[Extracted records]
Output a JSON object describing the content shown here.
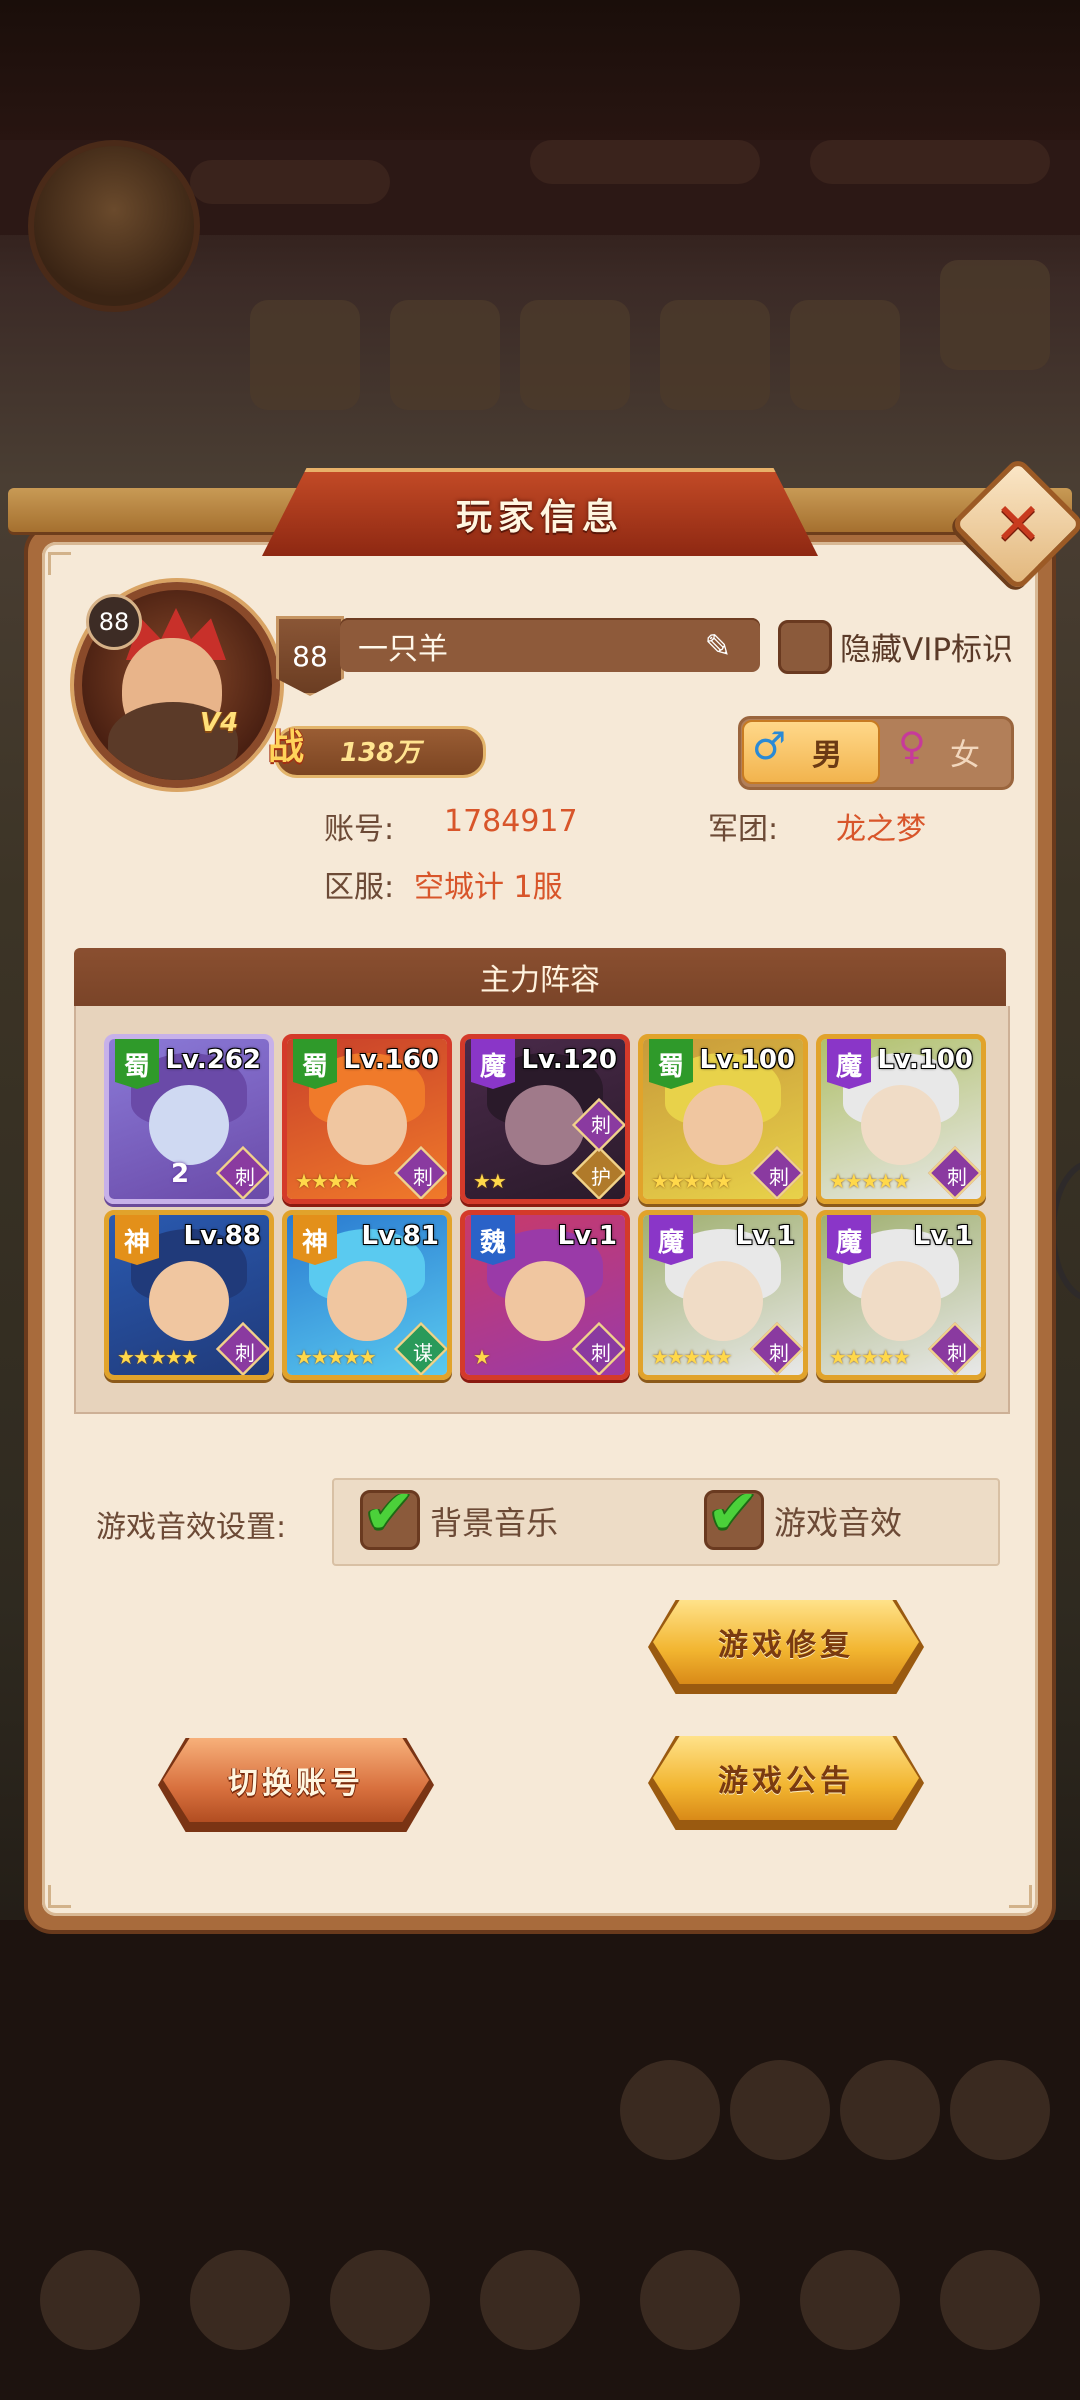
{
  "dialog": {
    "title": "玩家信息",
    "close_icon": "close-icon"
  },
  "profile": {
    "avatar_level": "88",
    "vip": "V4",
    "level": "88",
    "name": "一只羊",
    "hide_vip_label": "隐藏VIP标识",
    "power_icon": "战",
    "power": "138万",
    "gender": {
      "male_icon": "♂",
      "male_label": "男",
      "female_icon": "♀",
      "female_label": "女",
      "selected": "male"
    },
    "account_label": "账号:",
    "account_value": "1784917",
    "legion_label": "军团:",
    "legion_value": "龙之梦",
    "server_label": "区服:",
    "server_value": "空城计 1服"
  },
  "lineup": {
    "title": "主力阵容",
    "heroes": [
      {
        "faction": "蜀",
        "level": "Lv.262",
        "stars": "",
        "role": "刺",
        "extra": "2"
      },
      {
        "faction": "蜀",
        "level": "Lv.160",
        "stars": "★★★★",
        "role": "刺",
        "extra": ""
      },
      {
        "faction": "魔",
        "level": "Lv.120",
        "stars": "★★",
        "role": "护",
        "role2": "刺",
        "extra": ""
      },
      {
        "faction": "蜀",
        "level": "Lv.100",
        "stars": "★★★★★",
        "role": "刺",
        "extra": ""
      },
      {
        "faction": "魔",
        "level": "Lv.100",
        "stars": "★★★★★",
        "role": "刺",
        "extra": ""
      },
      {
        "faction": "神",
        "level": "Lv.88",
        "stars": "★★★★★",
        "role": "刺",
        "extra": ""
      },
      {
        "faction": "神",
        "level": "Lv.81",
        "stars": "★★★★★",
        "role": "谋",
        "extra": ""
      },
      {
        "faction": "魏",
        "level": "Lv.1",
        "stars": "★",
        "role": "刺",
        "extra": ""
      },
      {
        "faction": "魔",
        "level": "Lv.1",
        "stars": "★★★★★",
        "role": "刺",
        "extra": ""
      },
      {
        "faction": "魔",
        "level": "Lv.1",
        "stars": "★★★★★",
        "role": "刺",
        "extra": ""
      }
    ]
  },
  "settings": {
    "label": "游戏音效设置:",
    "bgm_label": "背景音乐",
    "bgm_checked": true,
    "sfx_label": "游戏音效",
    "sfx_checked": true,
    "check_mark": "✔"
  },
  "buttons": {
    "repair": "游戏修复",
    "switch_account": "切换账号",
    "notice": "游戏公告"
  },
  "colors": {
    "faction_shu": "#2f9a2a",
    "faction_mo": "#8a36c8",
    "faction_shen": "#e3901a",
    "faction_wei": "#2a62c8",
    "accent_value": "#d8552a"
  }
}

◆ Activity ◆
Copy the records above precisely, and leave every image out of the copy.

◆ Written answer ◆
Output a JSON object describing the content shown here.
{
  "dialog": {
    "title": "玩家信息",
    "close_icon": "close-icon"
  },
  "profile": {
    "avatar_level": "88",
    "vip": "V4",
    "level": "88",
    "name": "一只羊",
    "hide_vip_label": "隐藏VIP标识",
    "power_icon": "战",
    "power": "138万",
    "gender": {
      "male_icon": "♂",
      "male_label": "男",
      "female_icon": "♀",
      "female_label": "女",
      "selected": "male"
    },
    "account_label": "账号:",
    "account_value": "1784917",
    "legion_label": "军团:",
    "legion_value": "龙之梦",
    "server_label": "区服:",
    "server_value": "空城计 1服"
  },
  "lineup": {
    "title": "主力阵容",
    "heroes": [
      {
        "faction": "蜀",
        "level": "Lv.262",
        "stars": "",
        "role": "刺",
        "extra": "2"
      },
      {
        "faction": "蜀",
        "level": "Lv.160",
        "stars": "★★★★",
        "role": "刺",
        "extra": ""
      },
      {
        "faction": "魔",
        "level": "Lv.120",
        "stars": "★★",
        "role": "护",
        "role2": "刺",
        "extra": ""
      },
      {
        "faction": "蜀",
        "level": "Lv.100",
        "stars": "★★★★★",
        "role": "刺",
        "extra": ""
      },
      {
        "faction": "魔",
        "level": "Lv.100",
        "stars": "★★★★★",
        "role": "刺",
        "extra": ""
      },
      {
        "faction": "神",
        "level": "Lv.88",
        "stars": "★★★★★",
        "role": "刺",
        "extra": ""
      },
      {
        "faction": "神",
        "level": "Lv.81",
        "stars": "★★★★★",
        "role": "谋",
        "extra": ""
      },
      {
        "faction": "魏",
        "level": "Lv.1",
        "stars": "★",
        "role": "刺",
        "extra": ""
      },
      {
        "faction": "魔",
        "level": "Lv.1",
        "stars": "★★★★★",
        "role": "刺",
        "extra": ""
      },
      {
        "faction": "魔",
        "level": "Lv.1",
        "stars": "★★★★★",
        "role": "刺",
        "extra": ""
      }
    ]
  },
  "settings": {
    "label": "游戏音效设置:",
    "bgm_label": "背景音乐",
    "bgm_checked": true,
    "sfx_label": "游戏音效",
    "sfx_checked": true,
    "check_mark": "✔"
  },
  "buttons": {
    "repair": "游戏修复",
    "switch_account": "切换账号",
    "notice": "游戏公告"
  },
  "colors": {
    "faction_shu": "#2f9a2a",
    "faction_mo": "#8a36c8",
    "faction_shen": "#e3901a",
    "faction_wei": "#2a62c8",
    "accent_value": "#d8552a"
  }
}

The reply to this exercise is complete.